▶ [WHAT YOU NEED TO DO]
Wherever the word "button" appears in a line of the records, copy that line.

[Page and application data records]
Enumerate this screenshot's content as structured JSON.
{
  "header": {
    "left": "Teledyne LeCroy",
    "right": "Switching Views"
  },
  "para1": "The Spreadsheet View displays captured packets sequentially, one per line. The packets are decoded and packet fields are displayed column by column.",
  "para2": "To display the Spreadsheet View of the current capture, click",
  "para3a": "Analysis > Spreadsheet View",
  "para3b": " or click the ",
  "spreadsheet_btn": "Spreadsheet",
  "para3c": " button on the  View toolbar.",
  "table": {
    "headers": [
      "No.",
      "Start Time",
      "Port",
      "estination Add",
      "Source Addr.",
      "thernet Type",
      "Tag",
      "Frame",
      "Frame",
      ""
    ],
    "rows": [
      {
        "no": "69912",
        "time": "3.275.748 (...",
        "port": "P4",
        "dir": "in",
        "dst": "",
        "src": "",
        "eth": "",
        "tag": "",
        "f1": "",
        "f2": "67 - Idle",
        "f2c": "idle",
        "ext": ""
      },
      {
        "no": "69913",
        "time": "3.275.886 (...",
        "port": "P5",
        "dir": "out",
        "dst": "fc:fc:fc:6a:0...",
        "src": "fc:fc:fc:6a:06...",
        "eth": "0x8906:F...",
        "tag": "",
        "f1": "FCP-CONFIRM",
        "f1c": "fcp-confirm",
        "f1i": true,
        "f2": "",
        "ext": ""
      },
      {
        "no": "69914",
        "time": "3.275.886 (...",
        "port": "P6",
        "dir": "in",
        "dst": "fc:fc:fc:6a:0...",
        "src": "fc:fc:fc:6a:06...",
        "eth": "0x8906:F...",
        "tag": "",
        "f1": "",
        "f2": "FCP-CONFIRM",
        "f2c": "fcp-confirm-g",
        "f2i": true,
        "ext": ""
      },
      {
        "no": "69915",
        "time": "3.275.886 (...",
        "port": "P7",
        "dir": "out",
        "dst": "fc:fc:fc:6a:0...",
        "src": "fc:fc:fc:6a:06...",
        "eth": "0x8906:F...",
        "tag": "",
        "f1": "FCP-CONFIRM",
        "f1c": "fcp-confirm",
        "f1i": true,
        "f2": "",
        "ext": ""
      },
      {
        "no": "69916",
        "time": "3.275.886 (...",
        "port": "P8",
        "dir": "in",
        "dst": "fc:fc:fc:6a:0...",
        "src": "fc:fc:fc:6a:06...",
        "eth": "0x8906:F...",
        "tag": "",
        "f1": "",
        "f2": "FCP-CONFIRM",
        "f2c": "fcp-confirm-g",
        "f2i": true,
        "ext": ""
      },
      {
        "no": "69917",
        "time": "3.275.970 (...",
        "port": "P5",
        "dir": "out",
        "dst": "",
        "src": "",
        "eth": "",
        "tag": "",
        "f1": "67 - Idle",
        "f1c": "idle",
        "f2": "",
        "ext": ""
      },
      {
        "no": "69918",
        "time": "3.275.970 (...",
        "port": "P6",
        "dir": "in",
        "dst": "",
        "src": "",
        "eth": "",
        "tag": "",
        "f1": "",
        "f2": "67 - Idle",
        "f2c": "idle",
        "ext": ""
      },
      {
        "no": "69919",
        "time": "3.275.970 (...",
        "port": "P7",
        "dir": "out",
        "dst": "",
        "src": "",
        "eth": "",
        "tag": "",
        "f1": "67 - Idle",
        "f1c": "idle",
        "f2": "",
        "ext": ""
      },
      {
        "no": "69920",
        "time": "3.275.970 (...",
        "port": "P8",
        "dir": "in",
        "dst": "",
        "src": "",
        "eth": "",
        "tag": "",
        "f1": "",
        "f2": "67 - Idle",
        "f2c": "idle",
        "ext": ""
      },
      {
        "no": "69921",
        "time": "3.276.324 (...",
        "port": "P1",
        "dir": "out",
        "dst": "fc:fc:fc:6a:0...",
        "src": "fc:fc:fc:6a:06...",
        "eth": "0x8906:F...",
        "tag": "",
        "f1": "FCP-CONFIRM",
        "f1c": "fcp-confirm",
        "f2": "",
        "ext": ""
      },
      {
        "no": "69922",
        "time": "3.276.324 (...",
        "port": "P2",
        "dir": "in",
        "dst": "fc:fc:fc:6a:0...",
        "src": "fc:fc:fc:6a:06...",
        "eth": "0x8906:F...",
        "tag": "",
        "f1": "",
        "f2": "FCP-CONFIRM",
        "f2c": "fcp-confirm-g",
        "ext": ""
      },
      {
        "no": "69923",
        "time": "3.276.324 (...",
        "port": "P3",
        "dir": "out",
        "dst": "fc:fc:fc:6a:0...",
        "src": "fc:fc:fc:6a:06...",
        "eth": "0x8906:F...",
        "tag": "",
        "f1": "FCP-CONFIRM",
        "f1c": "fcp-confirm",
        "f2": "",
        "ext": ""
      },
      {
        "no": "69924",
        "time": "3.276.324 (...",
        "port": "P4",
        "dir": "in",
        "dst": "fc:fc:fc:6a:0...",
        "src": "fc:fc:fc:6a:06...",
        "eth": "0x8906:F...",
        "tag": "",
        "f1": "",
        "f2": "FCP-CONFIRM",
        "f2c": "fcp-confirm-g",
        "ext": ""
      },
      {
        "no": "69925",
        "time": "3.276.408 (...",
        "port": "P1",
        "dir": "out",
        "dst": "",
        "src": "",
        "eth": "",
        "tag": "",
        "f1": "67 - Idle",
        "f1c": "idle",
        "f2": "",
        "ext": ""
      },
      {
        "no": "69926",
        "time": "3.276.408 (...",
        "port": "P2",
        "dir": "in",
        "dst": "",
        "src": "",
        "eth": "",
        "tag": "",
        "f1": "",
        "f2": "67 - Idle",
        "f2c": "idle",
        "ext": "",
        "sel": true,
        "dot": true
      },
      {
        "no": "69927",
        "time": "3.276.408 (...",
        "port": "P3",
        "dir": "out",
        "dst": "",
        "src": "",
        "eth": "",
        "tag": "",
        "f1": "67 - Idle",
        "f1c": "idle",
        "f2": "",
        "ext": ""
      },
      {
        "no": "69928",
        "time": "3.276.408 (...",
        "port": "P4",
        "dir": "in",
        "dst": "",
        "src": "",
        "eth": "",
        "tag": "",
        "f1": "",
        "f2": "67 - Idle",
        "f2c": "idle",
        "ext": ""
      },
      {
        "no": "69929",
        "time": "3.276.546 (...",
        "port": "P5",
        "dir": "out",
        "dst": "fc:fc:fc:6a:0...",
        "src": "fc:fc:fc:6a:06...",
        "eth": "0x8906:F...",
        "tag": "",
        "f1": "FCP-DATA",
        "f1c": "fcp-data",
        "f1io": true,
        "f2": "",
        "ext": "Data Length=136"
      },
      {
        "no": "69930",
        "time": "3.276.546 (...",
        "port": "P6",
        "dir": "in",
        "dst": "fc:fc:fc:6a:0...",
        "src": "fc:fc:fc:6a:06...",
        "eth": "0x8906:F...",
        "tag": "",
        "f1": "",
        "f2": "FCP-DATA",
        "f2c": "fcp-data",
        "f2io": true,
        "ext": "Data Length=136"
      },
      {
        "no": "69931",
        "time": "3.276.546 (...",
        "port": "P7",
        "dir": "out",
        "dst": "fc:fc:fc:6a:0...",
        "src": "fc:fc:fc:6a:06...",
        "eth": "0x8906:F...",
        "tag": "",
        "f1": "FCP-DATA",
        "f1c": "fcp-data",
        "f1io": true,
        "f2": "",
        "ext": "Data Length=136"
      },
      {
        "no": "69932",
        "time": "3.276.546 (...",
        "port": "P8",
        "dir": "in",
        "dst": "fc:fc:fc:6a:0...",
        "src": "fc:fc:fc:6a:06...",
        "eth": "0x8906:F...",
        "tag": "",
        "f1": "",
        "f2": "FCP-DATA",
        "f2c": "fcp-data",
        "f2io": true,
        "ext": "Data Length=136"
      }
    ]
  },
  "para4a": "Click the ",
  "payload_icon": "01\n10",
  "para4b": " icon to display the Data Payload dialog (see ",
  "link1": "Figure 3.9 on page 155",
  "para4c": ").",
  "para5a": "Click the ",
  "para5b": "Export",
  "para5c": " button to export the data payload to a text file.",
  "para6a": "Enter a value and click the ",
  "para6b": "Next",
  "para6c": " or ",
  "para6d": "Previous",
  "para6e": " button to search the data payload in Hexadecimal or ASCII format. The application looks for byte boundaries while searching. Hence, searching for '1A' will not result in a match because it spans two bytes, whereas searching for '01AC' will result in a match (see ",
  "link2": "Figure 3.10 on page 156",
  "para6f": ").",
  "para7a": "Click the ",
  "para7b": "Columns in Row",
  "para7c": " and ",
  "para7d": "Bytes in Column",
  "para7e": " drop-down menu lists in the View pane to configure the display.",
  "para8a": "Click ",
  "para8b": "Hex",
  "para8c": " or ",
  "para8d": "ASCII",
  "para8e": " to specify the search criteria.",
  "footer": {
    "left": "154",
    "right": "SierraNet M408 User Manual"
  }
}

▶ [EXERCISE ANSWER]
  "para3c": " button on the  View toolbar.",
  "para5c": " button to export the data payload to a text file.",
  "para6e": " button to search the data payload in Hexadecimal or ASCII format. The application looks for byte boundaries while searching. Hence, searching for '1A' will not result in a match because it spans two bytes, whereas searching for '01AC' will result in a match (see ",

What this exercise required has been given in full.